Three lessons we can learn from Mary in her extraordinary role as mother of the Messiah

(Photo: Unsplash/Dan Kiefer)

In thinking about heroes, I have come to realise that there are two sorts. There are 'heroes in the spotlight', men and women who receive all the attention; and there are 'heroes in the shadows', those who are overlooked. The difference is clearly seen in two of the central figures of the Christmas story: Mary and Joseph.

Let's look at Mary the mother of Jesus as someone who is very much a hero in the spotlight.

When you carefully read the first two chapters of Luke's gospel, it is clear that Mary is a remarkable woman with a remarkable task. For a start, she has one of the most extended encounters with an angel of anybody in the Bible. And it's not just any angel: it's Gabriel who has the privilege of standing in the presence of God (Luke 1:19).

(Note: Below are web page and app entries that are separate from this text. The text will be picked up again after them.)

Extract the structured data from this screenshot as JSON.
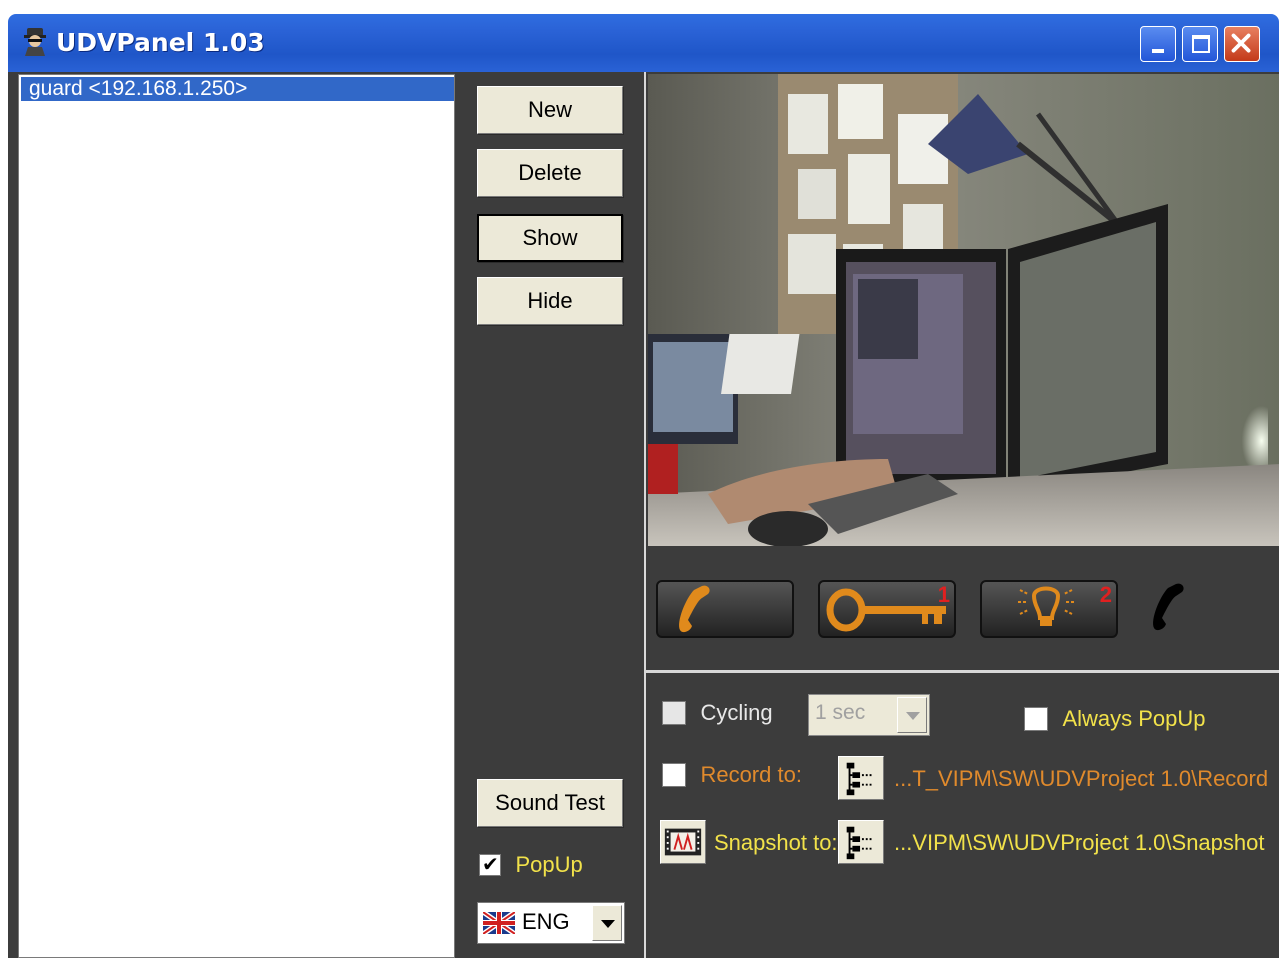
{
  "window": {
    "title": "UDVPanel 1.03"
  },
  "devices": [
    {
      "label": "guard <192.168.1.250>"
    }
  ],
  "buttons": {
    "new": "New",
    "delete": "Delete",
    "show": "Show",
    "hide": "Hide",
    "sound_test": "Sound Test"
  },
  "popup": {
    "label": "PopUp",
    "checked": true
  },
  "language": {
    "value": "ENG"
  },
  "controls": {
    "key_badge": "1",
    "light_badge": "2"
  },
  "options": {
    "cycling_label": "Cycling",
    "cycling_interval": "1 sec",
    "always_popup_label": "Always PopUp",
    "record_label": "Record to:",
    "record_path": "...T_VIPM\\SW\\UDVProject 1.0\\Record",
    "snapshot_label": "Snapshot to:",
    "snapshot_path": "...VIPM\\SW\\UDVProject 1.0\\Snapshot"
  },
  "colors": {
    "title_bar": "#2a62d6",
    "panel_bg": "#3c3c3c",
    "selection": "#3168c8",
    "accent_yellow": "#f2e24a",
    "accent_orange": "#e08a2c"
  }
}
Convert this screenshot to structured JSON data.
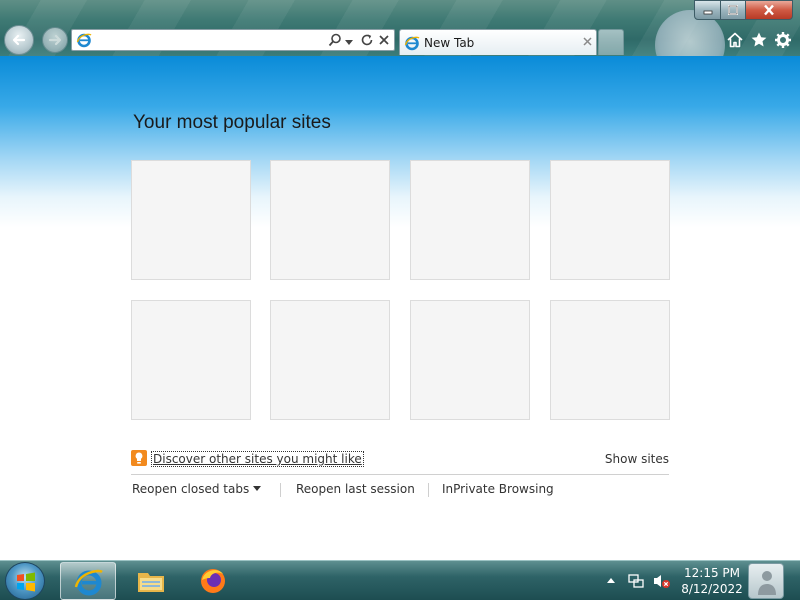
{
  "browser": {
    "address_bar": {
      "value": "",
      "placeholder": ""
    },
    "tab": {
      "label": "New Tab"
    }
  },
  "page": {
    "title": "Your most popular sites",
    "tiles_count": 8,
    "discover_link": "Discover other sites you might like",
    "show_sites": "Show sites",
    "bottom_links": {
      "reopen_closed_tabs": "Reopen closed tabs",
      "reopen_last_session": "Reopen last session",
      "inprivate": "InPrivate Browsing"
    }
  },
  "taskbar": {
    "apps": [
      "internet-explorer",
      "windows-explorer",
      "firefox"
    ],
    "clock": {
      "time": "12:15 PM",
      "date": "8/12/2022"
    }
  },
  "colors": {
    "accent_blue": "#0a8bd8",
    "close_red": "#cf5a44",
    "discover_orange": "#f28a1e"
  }
}
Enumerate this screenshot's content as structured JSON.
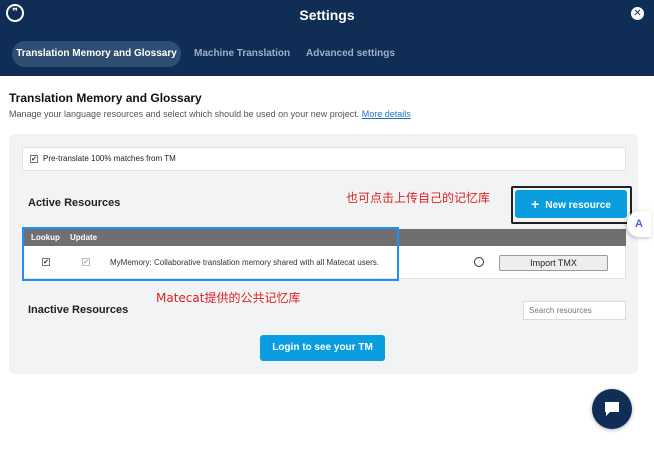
{
  "header": {
    "title": "Settings",
    "logo_glyph": "❞",
    "close_glyph": "✕",
    "tabs": [
      {
        "label": "Translation Memory and Glossary",
        "active": true
      },
      {
        "label": "Machine Translation",
        "active": false
      },
      {
        "label": "Advanced settings",
        "active": false
      }
    ]
  },
  "section": {
    "title": "Translation Memory and Glossary",
    "description": "Manage your language resources and select which should be used on your new project.",
    "link": "More details"
  },
  "pretranslate": {
    "label": "Pre-translate 100% matches from TM",
    "checked": true
  },
  "active_resources": {
    "title": "Active Resources",
    "new_button": "New resource",
    "new_button_icon": "plus-icon",
    "columns": [
      "Lookup",
      "Update"
    ],
    "rows": [
      {
        "lookup": true,
        "update": true,
        "name": "MyMemory: Collaborative translation memory shared with all Matecat users.",
        "icon": "globe-icon",
        "action": "Import TMX"
      }
    ]
  },
  "inactive_resources": {
    "title": "Inactive Resources",
    "search_placeholder": "Search resources"
  },
  "login_button": "Login to see your TM",
  "annotations": {
    "new_resource_note": "也可点击上传自己的记忆库",
    "public_tm_note": "Matecat提供的公共记忆库"
  },
  "colors": {
    "header_bg": "#0f2d55",
    "accent": "#0a9ee0",
    "annotation_red": "#e02020",
    "highlight_blue": "#1f8fff"
  }
}
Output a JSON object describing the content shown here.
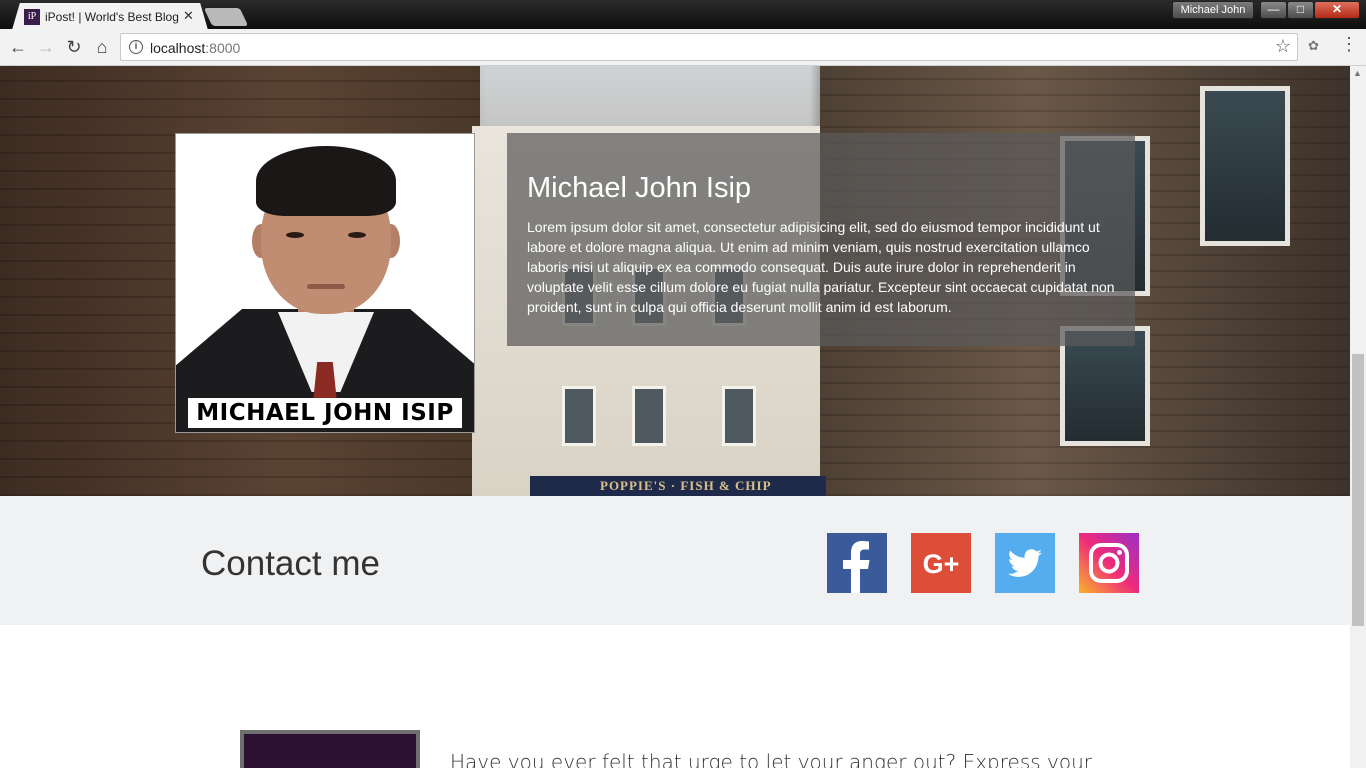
{
  "browser": {
    "tab_title": "iPost! | World's Best Blog",
    "tab_favicon": "iP",
    "tab_close": "✕",
    "profile_name": "Michael John",
    "url_host": "localhost",
    "url_port": ":8000",
    "icons": [
      "back-arrow-icon",
      "forward-arrow-icon",
      "reload-icon",
      "home-icon",
      "info-icon",
      "star-icon",
      "extension-icon",
      "menu-icon"
    ]
  },
  "hero": {
    "photo_caption": "MICHAEL JOHN ISIP",
    "name": "Michael John Isip",
    "bio": "Lorem ipsum dolor sit amet, consectetur adipisicing elit, sed do eiusmod tempor incididunt ut labore et dolore magna aliqua. Ut enim ad minim veniam, quis nostrud exercitation ullamco laboris nisi ut aliquip ex ea commodo consequat. Duis aute irure dolor in reprehenderit in voluptate velit esse cillum dolore eu fugiat nulla pariatur. Excepteur sint occaecat cupidatat non proident, sunt in culpa qui officia deserunt mollit anim id est laborum.",
    "sign_text": "POPPIE'S · FISH & CHIP"
  },
  "contact": {
    "title": "Contact me",
    "social": [
      {
        "name": "facebook",
        "color": "#3b5a9a"
      },
      {
        "name": "google-plus",
        "color": "#dc4e37"
      },
      {
        "name": "twitter",
        "color": "#55acee"
      },
      {
        "name": "instagram",
        "color": "#c13584"
      }
    ]
  },
  "article": {
    "text": "Have you ever felt that urge to let your anger out? Express your feelings"
  }
}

Most encounters between humans and angels in the Bible are rather one-sided affairs in which the angel speaks and the human quakes. This is different. Mary, still in her teens, is told (twice!) that she has found favour with God and given the promise that she will give birth to a child who will be 'the Son of the Most High' and be called Jesus.

At this point Mary fearlessly challenges Gabriel by suggesting that he may have overlooked a significant biological problem: her virginity. This encounter ends with Mary giving one of the great statements of faith in the Bible: 'I am the Lord's servant ... May your word to me be fulfilled' (Luke 1:38 NIV). In Luke 1:46–55, we have a record of Mary's great hymn, the Magnificat, which reveals that her mind was filled with Scripture.

In the actual birth of Jesus, Mary again takes the spotlight. Luke tells us that the shepherds go to find not 'Joseph and Mary' as you would expect but 'Mary and Joseph'. After the shepherds tell everybody what the angelic host had said to them, we read that Mary 'treasured up all these things and pondered them in her heart' (Luke 2:19 NIV). When Mary and Joseph take the baby Jesus to be consecrated in the temple, it is to Mary that Simeon gives his solemn prophecy (Luke 2:34–35).

This spotlighting of Mary occurs later when Mary clearly struggled with what her son was both doing and saying and was present watching Christ's crucifixion. The last mention of Mary is in Acts 1:14 where we see her as part of the praying community of the very earliest church.

Let me suggest three lessons we can draw from Mary, particularly in the context of the Nativity story.

First, Mary was ready for this extraordinary role. It's easy to see her as being utterly unprepared for her role as mother of the Messiah. She was a young girl in a village whose aspirations presumably went no further than her imminent marriage. Yet, in a deeper sense, she was ready. She knew God and had 'found favour' with her and, from the evidence of the Magnificat, she knew her Scriptures well. She was prepared for the unexpected. To know God and his Word is the best way to be ready for whatever life throws at us.

Second, Mary was responsive in accepting her role. Although her meeting with Gabriel must have lasted only a few minutes it would have been long enough for her to realise the risk and pain in what she was going to undergo. It was going to pose a threat to her betrothal to Joseph and, as an unmarried mother, she would face at least suspicion and possibly stoning for what would inevitably be seen as immorality.

Whereas most of us would have been inclined to try to negotiate 'easier terms' with Gabriel, Mary doesn't. Instead she simply responds with those heroic words of acceptance. We live in an age where our own comfort has become almost the supreme value; yet God can often suddenly call us to step beyond where we are comfortable. In Mary's courageous and immediate response, we see an example to challenge us.

Third, Mary was reflective in her role. Twice, Luke tells us that Mary 'treasured up all these things' and that she pondered them in her heart (Luke 2:19, 51). In other words, Mary did not simply go ahead and mindlessly do what she had to do. She thought, meditated and prayed about what she was undertaking.

So often I hear stories of people in ministry who have become so busy doing their job that they have let their inner spiritual life fade away with disastrous consequences. Mary gave herself to God, body, soul and spirit, and treasured what he was doing through her. It's a good lesson.

In the Christmas story we see Mary as something of a model for the 'hero in the spotlight'. Although many of us will find ourselves playing roles in the shadows, some of us may find ourselves in the spotlight. It may be a position we have chosen or it may be that, like Mary, it is something that we have had thrust upon us. In every case take a lesson from Mary's courageous obedience. Learn to be ready through knowing God and his Word, be prepared to respond when God's request comes and, when you are in the role, be reflective and pray.

Canon J.John is the Director of Philo Trust. Visit his website at or follow him on Facebook, Instagram or Twitter.